HWA Survey at Elm Flats First Preserve

HWA is short for Hemlock Woolley Adelgid, which is an invasive species of insect that devastates Hemlock trees. It causes the trees to die as it eats away at the nutrients in their needles. These invasive species can kill a hemlock tree in three to five years if the proper actions are not taken to save the tree and the rest of the stand. There are a few ways to save the tree and possibly stop it from becoming a larger problem. First, if the tree is infected you can treat it chemically or remove the infected tree. To prevent the spread of the HWA there are a few biological treatments that can be used. It can be treated in a similar biological way that the Emerald Ash Borer has been treated.

This week in the HWA hunt we adventured to Chautauqua Watershed Conservancy’s Elm Flats First Preserve. This preserve is located on Lawson Road near Mayville, New York. There is a sign that marks the preserve, but this is not the preserve entrance. The preserve entrance is about 100 yards further down the road. At the entrance there is clearly a path, but the path is soon overtaken with forest growth.

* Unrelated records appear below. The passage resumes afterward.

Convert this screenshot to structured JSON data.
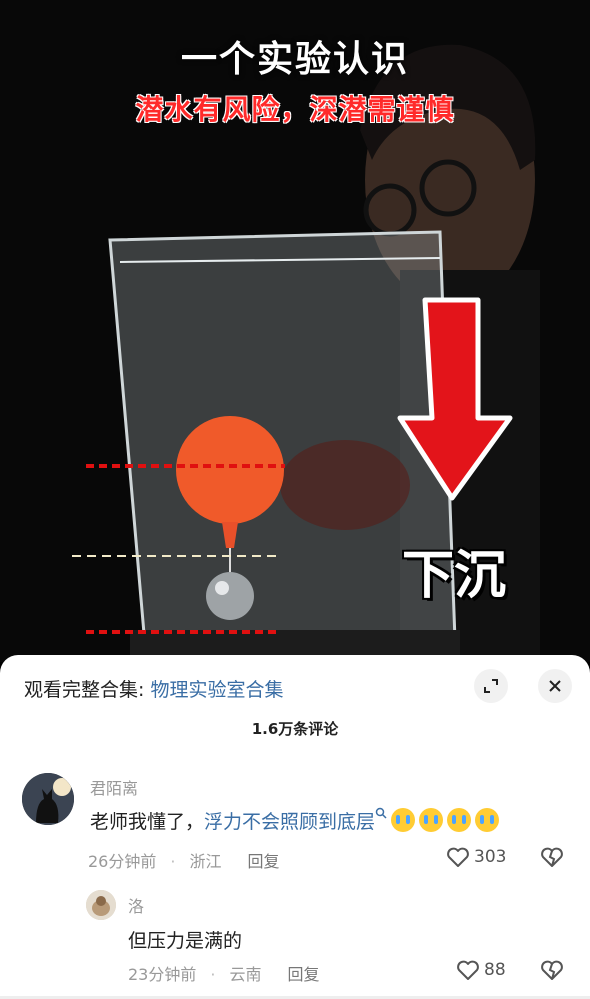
{
  "video": {
    "title": "一个实验认识",
    "subtitle": "潜水有风险，深潜需谨慎",
    "sink_label": "下沉"
  },
  "panel": {
    "collection_prefix": "观看完整合集:",
    "collection_name": "物理实验室合集",
    "comment_count": "1.6万条评论"
  },
  "comments": [
    {
      "user": "君陌离",
      "text_plain": "老师我懂了，",
      "text_link": "浮力不会照顾到底层",
      "time": "26分钟前",
      "location": "浙江",
      "reply_label": "回复",
      "likes": "303"
    },
    {
      "user": "洛",
      "text": "但压力是满的",
      "time": "23分钟前",
      "location": "云南",
      "reply_label": "回复",
      "likes": "88"
    }
  ],
  "icons": {
    "expand": "expand-icon",
    "close": "close-icon",
    "like": "heart-icon",
    "dislike": "broken-heart-icon",
    "search": "search-icon"
  },
  "colors": {
    "link": "#3a6ea5",
    "subtitle_red": "#ff2a2a",
    "arrow_red": "#e3141a"
  }
}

A few of the people in the group used snowshoes to maneuver through the light fluffy snow form the night before. The Hemlock stand is about a five-minute walk into the preserve. At first, it is difficult to find the Hemlock stand but once you find them you have found almost all of them in the preserve. There are a few outlying trees but most of them are pretty concentrated along the wetland side of the preserve.

Surveying for the hemlocks is a great way to get outside. Being outside is not only good for you, it is healthy for you. Every week this is something I look forward to, going outside and walking in the woods. Also, I enjoy the relationships I have built with the people that also show up for these surveys. These people are often some of the kindest and sweetest people you will meet and after a long week of school I can’t think of anything better to do. Going for an adventure in the woods looking at some trees and meeting new and exciting people. As an intern this is a great experience for me as some of these people, I meet I can network with for the future. So, what better to do on a day where you don’t have any plans, but you want to get out of the house? Go check out some Hemlock trees and keep our forests healthy!

Our goal on these surveys is to survey 100 trees in the stand. On this survey there was seven of us total and we surveyed upward of 150 trees in a one-hour time span.

This post’s author: Spencer TeWinkle

About the author

Environmental Science

Read about our awesome opportunities related to environmental science and sustainability!